Published studies have shown inconsistent effects of proteinaceous bait sprays against apple maggot flies, Rhagoletis pomonella (Walsh). Explanations of inconsistency could involve the presence of natural food such as bird droppings competing with bait sprays for attraction of flies. Under field, semi-field, or laboratory conditions, we found that: (1) aqueous solutions of 10% proteinaceous bait (Nulure) were significantly more attractive than water to protein-denied but not to protein-provided apple maggot flies; (2) addition of 2% toxicant (malathion 50 EC) did not affect attractiveness of Nulure droplets but did significantly deter feeding by arriving protein-provided flies (though not protein-denied flies); (3) droppings collected from barn swallows, chickens, and unidentified birds on apple trees were significantly more attractive than solutions or droplets of Nulure to protein-denied flies; (4) droppings that were freshly deposited or fresh from cold storage were significantly less attractive than droppings held under ambient conditions for 1 or 2 days; (5) droppings allowed to dry for 1 day at 25 °C, 60% RH were no less attractive than droppings that received water to simulate dew or rainfall; and (6) droppings treated with antibiotics were significantly less attractive than droppings not treated with antibiotics, indicating that bacteria may be involved in generating attractive volatiles.

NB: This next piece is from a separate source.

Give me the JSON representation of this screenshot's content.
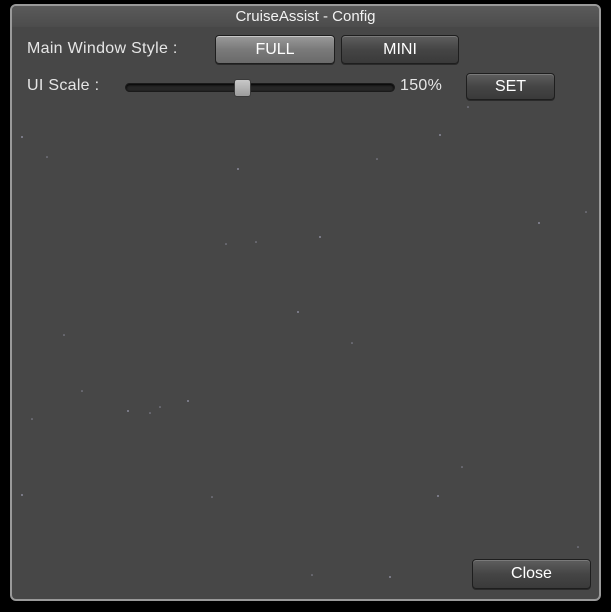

Together, these findings suggest that in situations where natural sources of protein such as bird droppings or insect honeydew are abundant, apple maggot flies may be relatively unaffected by addition of proteinaceous bait to insecticide sprays.